A GRIEVING family yesterday vowed to fight on in their quest for justice after a coroner recorded a narrative verdict into the death of motorcyclist Luke Coram.

Mr Coram died when his bike struck a roundabout in Dorcan Way in 2015.

He was taken to Great Western Hospital, where he was pronounced dead shortly after the accident.

The inquest into his death has been adjourned several times since it began last year.

But a coroner yesterday brought the case to a close after announcing that Mr Coram died “as a result of massive chest trauma”.

However, Mr Coram’s mum, Tina Hyde, who was yesterday’s inquest in Salisbury, said: “This is not the end.”

She stood before assistant coroner for Swindon and Wiltshire, Dr Claire Balysz and said: “My only child got killed on my birthday – this will not stop until we get answers.”

Last April, the inquest had to be adjourned when the family questioned evidence that Mr Coram had been over the drink-drive limit at the time of his death.

A toxicology report found 153mcg of alcohol in Mr Coram’s blood and a small amount of cocaine.

But, convinced that that was due to a delay in the post-mortem (known as post-mortem fermentation), which took place 12 days after Mr Coram’s death, the family disputed the evidence.

Tina’s family insisted that, as a responsible motorcyclist, Mr Coram would not have mounted his bike while under the influence of alcohol.

And they were sure that a red BMW, driven by Stephen Moir, who gave evidence at an earlier hearing, had been driving too closely to Mr Coram.
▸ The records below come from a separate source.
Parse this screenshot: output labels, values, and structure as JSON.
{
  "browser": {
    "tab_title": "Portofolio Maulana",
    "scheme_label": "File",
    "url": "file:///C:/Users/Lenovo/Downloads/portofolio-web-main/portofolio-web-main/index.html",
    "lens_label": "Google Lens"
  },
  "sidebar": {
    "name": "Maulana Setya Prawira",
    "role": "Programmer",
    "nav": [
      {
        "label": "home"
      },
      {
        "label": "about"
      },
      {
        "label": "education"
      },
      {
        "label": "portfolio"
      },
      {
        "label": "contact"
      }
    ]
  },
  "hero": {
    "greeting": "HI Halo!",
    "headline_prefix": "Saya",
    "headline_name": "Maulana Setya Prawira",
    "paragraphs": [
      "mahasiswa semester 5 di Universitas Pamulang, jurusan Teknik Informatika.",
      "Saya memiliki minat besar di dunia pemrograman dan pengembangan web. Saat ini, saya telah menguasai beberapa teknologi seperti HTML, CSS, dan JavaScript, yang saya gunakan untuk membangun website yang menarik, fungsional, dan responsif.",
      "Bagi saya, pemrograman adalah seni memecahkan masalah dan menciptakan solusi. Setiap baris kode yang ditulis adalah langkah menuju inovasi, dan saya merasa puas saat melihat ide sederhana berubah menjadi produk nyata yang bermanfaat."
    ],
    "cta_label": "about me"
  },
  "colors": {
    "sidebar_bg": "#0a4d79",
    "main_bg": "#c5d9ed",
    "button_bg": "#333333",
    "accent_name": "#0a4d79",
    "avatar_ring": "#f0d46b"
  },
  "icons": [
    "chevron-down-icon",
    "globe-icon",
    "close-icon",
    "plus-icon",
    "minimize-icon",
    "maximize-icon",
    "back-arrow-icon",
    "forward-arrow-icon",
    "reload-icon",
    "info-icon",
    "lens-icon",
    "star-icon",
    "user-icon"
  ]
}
The court heard that Mr Coram was travelling somewhere between 50mph and 70mph when he collided with the roundabout, but Ms Balysz was unable to determine the exact speed.

Lead collision investigator PC David Langridge gave evidence, although he was unable to provide the level of detail the family had expected.

The court also heard that there was no evidence to suggest that Mr Coram’s motorbike was in any way defective.

Delivering her verdict, Dr Balysz said: “The evidence I have reviewed from the pathologist states that massive chest trauma was the cause of death.

“His motorbike was travelling at excessive speed, according to witnesses.

“The BMW drove up the rear of the bike after he had been overtaken by Mr Coram.

“My finding is that he was driving his motorbike at the speed of a minimum of 50mph, though it could have been closer to 70mph.

“There was alcohol in his system and there was no evidence that another car was involved.”

But a defiant Tina told the assistant coroner: “I feel I have to say this: this is not the end. This will go on and I will fight it.

“This inquest has gone on for a year, which it shouldn’t have, had we had the right information at the beginning.

“A lot of questions have been asked and have not been answered.

“I will appeal against this and it will go further.”